It’s been nearly two weeks since Tallahassee’s economic development landscape was officially reshaped into something never seen before.
While the players remain the same, a new process is unfolding. A long list of formalities, staff hires and pending projects had to be addressed on day one. The Economic Development Council of Tallahassee/Leon County dissolved in January. It was replaced on Feb. 29 by a government-led process within the Blueprint Intergovernmental Agency — the area’s new designated economic development organization.
Projects started by the EDC changed hands. Now they fall under the newly formed Office for Economic Vitality. The most exciting project is dubbed “Project Presidential.”
Confidentiality restrictions prevent officials from naming the company at this time. However, it’s a financial and personnel services firm based in Tallahassee that’s looking to expand and remain in the city. It may be a candidate for qualified targeted industry incentives and other perks.
With an average annual salary of $43,000 per year, the unnamed company plans to hire 180 new full-time employees. In the near future, city and county commissions are expected to vote on whether to approve those perks and incentives.
“They are looking at where they can move in our community. We don’t want to lose them. This is a retention project,” said Ben Pingree, the new director of the joint city-county Department of Planning, Land Management and Community Enhancement (PLACE).
Pingree said the “hot project” was first handled by the EDC before it dissolved. Then it was handed off to the Tallahassee Chamber of Commerce, the point agency during the transition. The IA board also approved the creation of the Office for Economic Vitality, which serves as the city and county’s consolidated economic development offices.
Efforts are underway to identify a “cool” location for the firm, Pingree said. That location could be somewhere on Tallahassee’s south side, perhaps near Florida A&M University. Pingree said if a location can be secured, it would be an example of businesses wanting to be near universities and drive economic development in a targeted area.
While work continues on Project Presidential, the chamber and local government aren’t standing still with their own transformation.

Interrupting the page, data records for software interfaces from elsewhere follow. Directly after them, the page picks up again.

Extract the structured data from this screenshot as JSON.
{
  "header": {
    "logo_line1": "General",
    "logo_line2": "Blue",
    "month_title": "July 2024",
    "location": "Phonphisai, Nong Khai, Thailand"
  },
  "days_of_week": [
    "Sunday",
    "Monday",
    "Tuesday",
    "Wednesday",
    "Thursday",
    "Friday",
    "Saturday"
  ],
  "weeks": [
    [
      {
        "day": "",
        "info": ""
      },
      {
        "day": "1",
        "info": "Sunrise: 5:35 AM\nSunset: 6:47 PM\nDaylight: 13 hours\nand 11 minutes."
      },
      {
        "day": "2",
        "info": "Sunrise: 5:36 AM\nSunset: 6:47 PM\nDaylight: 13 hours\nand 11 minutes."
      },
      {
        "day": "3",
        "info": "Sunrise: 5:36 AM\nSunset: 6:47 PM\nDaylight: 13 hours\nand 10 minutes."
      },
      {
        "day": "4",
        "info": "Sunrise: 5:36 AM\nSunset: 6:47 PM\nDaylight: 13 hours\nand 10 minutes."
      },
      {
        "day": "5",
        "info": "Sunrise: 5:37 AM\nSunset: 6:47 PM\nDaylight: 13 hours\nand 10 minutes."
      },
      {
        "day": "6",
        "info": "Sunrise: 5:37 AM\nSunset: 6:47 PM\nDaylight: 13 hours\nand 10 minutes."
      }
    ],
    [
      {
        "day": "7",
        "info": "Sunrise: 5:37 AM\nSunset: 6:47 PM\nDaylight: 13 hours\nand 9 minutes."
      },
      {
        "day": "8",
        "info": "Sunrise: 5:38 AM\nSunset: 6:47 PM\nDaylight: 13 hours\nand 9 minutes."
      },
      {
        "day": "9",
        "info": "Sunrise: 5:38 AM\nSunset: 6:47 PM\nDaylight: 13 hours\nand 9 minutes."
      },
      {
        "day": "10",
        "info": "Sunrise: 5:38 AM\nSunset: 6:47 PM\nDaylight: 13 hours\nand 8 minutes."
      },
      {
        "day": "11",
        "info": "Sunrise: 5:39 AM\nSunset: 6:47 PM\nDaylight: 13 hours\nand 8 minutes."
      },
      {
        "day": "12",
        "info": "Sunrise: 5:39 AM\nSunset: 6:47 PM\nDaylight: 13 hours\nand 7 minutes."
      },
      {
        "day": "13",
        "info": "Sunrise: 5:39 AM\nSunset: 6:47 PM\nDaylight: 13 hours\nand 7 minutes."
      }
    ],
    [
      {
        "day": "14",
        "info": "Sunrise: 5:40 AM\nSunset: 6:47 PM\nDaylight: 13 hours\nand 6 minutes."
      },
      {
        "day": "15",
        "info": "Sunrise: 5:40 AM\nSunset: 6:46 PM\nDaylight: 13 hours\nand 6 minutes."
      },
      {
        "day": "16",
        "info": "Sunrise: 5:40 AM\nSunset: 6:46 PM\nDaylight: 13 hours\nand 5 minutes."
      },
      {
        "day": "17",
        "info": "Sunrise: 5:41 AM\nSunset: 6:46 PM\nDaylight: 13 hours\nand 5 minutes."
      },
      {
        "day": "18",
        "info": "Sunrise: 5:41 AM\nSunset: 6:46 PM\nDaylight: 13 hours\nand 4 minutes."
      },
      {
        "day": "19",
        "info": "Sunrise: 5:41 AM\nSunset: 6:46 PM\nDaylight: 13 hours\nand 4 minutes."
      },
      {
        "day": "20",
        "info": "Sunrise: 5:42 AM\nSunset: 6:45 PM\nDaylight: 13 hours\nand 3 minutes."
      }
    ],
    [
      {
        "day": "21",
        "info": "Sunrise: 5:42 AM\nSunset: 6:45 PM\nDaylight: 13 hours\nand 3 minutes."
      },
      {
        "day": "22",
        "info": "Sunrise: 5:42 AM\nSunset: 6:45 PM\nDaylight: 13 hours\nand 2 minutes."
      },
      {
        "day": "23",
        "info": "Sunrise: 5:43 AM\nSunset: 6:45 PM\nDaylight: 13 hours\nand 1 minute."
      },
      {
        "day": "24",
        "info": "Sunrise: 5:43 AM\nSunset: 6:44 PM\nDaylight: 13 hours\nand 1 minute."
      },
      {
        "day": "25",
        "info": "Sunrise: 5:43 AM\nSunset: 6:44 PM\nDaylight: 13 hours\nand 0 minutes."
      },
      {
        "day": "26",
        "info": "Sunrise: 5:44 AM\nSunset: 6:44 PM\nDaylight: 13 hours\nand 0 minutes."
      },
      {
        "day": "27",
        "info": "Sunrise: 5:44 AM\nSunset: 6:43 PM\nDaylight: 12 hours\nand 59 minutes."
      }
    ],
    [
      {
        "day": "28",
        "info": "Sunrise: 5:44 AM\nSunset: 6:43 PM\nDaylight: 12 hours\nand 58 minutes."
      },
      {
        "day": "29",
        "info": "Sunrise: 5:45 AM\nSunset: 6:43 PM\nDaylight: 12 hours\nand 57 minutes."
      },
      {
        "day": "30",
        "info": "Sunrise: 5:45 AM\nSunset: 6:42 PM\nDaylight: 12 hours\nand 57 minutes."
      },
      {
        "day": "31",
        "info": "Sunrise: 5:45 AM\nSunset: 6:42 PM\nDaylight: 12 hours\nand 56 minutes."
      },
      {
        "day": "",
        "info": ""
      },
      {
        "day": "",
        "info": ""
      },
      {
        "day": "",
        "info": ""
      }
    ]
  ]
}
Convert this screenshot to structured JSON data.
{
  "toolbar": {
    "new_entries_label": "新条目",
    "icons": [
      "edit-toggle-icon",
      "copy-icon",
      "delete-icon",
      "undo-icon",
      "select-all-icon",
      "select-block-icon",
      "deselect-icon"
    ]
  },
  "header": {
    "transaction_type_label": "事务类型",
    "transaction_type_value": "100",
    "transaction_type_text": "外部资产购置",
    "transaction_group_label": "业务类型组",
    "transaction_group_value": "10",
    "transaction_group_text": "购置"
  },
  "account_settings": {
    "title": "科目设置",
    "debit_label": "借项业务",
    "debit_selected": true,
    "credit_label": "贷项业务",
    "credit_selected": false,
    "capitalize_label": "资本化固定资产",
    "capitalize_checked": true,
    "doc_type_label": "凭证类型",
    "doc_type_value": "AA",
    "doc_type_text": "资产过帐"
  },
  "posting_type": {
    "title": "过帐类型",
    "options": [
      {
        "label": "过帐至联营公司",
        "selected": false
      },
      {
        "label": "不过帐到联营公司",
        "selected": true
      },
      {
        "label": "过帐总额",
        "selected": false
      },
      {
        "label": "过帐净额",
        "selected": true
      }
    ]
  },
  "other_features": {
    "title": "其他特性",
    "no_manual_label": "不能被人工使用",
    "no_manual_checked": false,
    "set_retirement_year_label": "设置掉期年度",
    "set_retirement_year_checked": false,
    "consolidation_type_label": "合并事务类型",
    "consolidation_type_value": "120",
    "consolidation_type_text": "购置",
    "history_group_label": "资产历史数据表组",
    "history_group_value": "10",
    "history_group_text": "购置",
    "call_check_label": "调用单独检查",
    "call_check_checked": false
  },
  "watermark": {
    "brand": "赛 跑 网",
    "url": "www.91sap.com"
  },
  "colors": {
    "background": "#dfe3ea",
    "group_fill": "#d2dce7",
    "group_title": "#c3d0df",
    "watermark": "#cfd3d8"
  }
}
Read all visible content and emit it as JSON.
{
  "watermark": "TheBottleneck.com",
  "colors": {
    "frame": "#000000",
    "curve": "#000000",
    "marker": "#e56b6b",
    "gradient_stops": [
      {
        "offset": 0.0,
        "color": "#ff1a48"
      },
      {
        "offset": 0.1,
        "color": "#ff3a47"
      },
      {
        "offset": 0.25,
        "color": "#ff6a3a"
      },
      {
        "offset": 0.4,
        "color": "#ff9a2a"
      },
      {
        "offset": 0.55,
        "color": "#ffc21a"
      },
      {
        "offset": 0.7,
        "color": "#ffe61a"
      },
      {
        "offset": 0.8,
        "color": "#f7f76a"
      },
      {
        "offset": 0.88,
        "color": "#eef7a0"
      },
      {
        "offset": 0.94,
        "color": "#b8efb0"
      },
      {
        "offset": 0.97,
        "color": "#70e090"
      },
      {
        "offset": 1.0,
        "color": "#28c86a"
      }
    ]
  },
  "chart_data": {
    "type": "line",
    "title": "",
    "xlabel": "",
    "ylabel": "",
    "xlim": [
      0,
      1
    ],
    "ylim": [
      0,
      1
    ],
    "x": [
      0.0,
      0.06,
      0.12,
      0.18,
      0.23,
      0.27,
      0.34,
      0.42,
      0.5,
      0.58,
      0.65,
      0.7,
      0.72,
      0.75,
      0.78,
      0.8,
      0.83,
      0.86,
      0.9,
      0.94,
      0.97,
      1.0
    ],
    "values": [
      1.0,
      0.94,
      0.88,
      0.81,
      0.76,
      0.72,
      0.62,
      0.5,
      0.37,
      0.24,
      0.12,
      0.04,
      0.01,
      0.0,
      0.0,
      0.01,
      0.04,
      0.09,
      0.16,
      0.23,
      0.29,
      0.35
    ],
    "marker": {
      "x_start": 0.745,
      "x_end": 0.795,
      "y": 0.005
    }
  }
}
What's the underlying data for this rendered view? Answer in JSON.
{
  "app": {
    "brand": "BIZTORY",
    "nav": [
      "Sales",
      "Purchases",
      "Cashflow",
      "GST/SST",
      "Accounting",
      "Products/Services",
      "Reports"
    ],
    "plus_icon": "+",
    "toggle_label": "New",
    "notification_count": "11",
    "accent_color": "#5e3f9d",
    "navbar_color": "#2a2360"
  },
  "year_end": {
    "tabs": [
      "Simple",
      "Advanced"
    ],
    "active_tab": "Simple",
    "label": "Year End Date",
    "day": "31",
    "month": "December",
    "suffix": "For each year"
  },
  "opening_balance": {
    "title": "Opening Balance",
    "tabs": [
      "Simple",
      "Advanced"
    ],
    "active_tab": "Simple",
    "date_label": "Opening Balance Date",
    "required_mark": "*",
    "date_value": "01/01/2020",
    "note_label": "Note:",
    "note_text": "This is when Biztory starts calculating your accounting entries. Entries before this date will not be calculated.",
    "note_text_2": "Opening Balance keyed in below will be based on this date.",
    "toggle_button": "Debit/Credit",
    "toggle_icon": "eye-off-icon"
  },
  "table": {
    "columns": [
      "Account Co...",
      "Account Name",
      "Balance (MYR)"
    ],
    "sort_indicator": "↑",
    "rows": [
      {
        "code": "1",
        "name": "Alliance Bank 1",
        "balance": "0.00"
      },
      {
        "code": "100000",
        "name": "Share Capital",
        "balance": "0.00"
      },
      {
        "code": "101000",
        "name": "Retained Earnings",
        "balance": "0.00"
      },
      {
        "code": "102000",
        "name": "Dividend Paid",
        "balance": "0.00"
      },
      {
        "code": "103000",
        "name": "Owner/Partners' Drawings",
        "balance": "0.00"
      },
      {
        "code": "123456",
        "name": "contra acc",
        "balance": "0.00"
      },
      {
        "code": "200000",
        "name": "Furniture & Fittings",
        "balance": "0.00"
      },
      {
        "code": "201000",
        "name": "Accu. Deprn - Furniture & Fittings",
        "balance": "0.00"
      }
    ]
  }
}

Gray Swoope, a recognized leader in economic development and the state’s secretary of commerce from 2011 to 2015, has been hired as a consultant by the chamber and the IA to help shape the future of economic development in Tallahassee
City and county commissioners are slated to get an update on Swoope’s report at the June 20 meeting and make a decision to approve recommendations in September.
“We view that function as a very critical piece of moving forward,” Leon County Administrator Vince Long said.
Following a four-week assessment starting in February, Swoope also submitted first phase recommendations to the chamber that will be wrapped into the chamber’s three-year strategic plan.
Here are some recommendations:
- Continue to be the advocate and voice of business.
- Create a task force, committee or separate entity to perform economic and community Development functions for the chamber.
- Bring clarity to the chamber’s proposed initiative focused on economic develop by further developing a vision statement;
- Design an initial construct of the chamber economic development initiative; and
- Create key messaging around the newly developed economic development initiative.
“While this transition occurs, we will continue to do what we have always done and that’s work together to promote our community,” said Sue Dick, president and CEO of the Chamber of Commerce. “The bottom line is we want companies to grow, expand and relocate here.”
Credit: Tallahassee Democrat